* _Task objective_
Please reproduce the full set of data below exactly.
******************************
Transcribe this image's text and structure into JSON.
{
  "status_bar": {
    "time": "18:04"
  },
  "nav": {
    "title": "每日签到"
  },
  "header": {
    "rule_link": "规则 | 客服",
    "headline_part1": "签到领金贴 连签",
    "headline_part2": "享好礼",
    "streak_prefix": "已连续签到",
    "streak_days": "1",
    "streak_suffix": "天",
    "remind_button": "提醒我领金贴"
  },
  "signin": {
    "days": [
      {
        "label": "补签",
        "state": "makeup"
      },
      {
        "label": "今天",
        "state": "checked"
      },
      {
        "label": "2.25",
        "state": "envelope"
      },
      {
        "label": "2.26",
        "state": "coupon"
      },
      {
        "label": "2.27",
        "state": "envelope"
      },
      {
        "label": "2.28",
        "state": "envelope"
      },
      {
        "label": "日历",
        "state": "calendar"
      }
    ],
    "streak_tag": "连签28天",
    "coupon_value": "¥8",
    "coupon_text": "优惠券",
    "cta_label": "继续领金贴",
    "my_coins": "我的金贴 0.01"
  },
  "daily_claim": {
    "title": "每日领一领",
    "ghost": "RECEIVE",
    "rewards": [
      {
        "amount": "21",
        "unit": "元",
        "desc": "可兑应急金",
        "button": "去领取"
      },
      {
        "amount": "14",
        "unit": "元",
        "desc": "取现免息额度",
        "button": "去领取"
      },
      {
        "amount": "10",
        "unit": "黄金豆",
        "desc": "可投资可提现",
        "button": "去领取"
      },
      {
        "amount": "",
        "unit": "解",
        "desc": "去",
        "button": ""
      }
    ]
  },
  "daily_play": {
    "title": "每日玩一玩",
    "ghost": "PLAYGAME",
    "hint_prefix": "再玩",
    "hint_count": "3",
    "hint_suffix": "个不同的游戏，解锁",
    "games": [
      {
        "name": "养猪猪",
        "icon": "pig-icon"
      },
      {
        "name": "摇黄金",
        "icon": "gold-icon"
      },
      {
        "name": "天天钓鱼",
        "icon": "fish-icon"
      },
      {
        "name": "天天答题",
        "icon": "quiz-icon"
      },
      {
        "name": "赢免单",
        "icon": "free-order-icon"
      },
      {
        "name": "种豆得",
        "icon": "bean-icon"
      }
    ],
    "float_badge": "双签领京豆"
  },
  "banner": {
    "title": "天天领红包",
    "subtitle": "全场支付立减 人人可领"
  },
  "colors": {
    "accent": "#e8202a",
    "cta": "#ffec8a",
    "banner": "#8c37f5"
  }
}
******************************
* _Final answer_
Transcribe this image's text and structure into JSON.
{
  "status_bar": {
    "time": "18:04"
  },
  "nav": {
    "title": "每日签到"
  },
  "header": {
    "rule_link": "规则 | 客服",
    "headline_part1": "签到领金贴 连签",
    "headline_part2": "享好礼",
    "streak_prefix": "已连续签到",
    "streak_days": "1",
    "streak_suffix": "天",
    "remind_button": "提醒我领金贴"
  },
  "signin": {
    "days": [
      {
        "label": "补签",
        "state": "makeup"
      },
      {
        "label": "今天",
        "state": "checked"
      },
      {
        "label": "2.25",
        "state": "envelope"
      },
      {
        "label": "2.26",
        "state": "coupon"
      },
      {
        "label": "2.27",
        "state": "envelope"
      },
      {
        "label": "2.28",
        "state": "envelope"
      },
      {
        "label": "日历",
        "state": "calendar"
      }
    ],
    "streak_tag": "连签28天",
    "coupon_value": "¥8",
    "coupon_text": "优惠券",
    "cta_label": "继续领金贴",
    "my_coins": "我的金贴 0.01"
  },
  "daily_claim": {
    "title": "每日领一领",
    "ghost": "RECEIVE",
    "rewards": [
      {
        "amount": "21",
        "unit": "元",
        "desc": "可兑应急金",
        "button": "去领取"
      },
      {
        "amount": "14",
        "unit": "元",
        "desc": "取现免息额度",
        "button": "去领取"
      },
      {
        "amount": "10",
        "unit": "黄金豆",
        "desc": "可投资可提现",
        "button": "去领取"
      },
      {
        "amount": "",
        "unit": "解",
        "desc": "去",
        "button": ""
      }
    ]
  },
  "daily_play": {
    "title": "每日玩一玩",
    "ghost": "PLAYGAME",
    "hint_prefix": "再玩",
    "hint_count": "3",
    "hint_suffix": "个不同的游戏，解锁",
    "games": [
      {
        "name": "养猪猪",
        "icon": "pig-icon"
      },
      {
        "name": "摇黄金",
        "icon": "gold-icon"
      },
      {
        "name": "天天钓鱼",
        "icon": "fish-icon"
      },
      {
        "name": "天天答题",
        "icon": "quiz-icon"
      },
      {
        "name": "赢免单",
        "icon": "free-order-icon"
      },
      {
        "name": "种豆得",
        "icon": "bean-icon"
      }
    ],
    "float_badge": "双签领京豆"
  },
  "banner": {
    "title": "天天领红包",
    "subtitle": "全场支付立减 人人可领"
  },
  "colors": {
    "accent": "#e8202a",
    "cta": "#ffec8a",
    "banner": "#8c37f5"
  }
}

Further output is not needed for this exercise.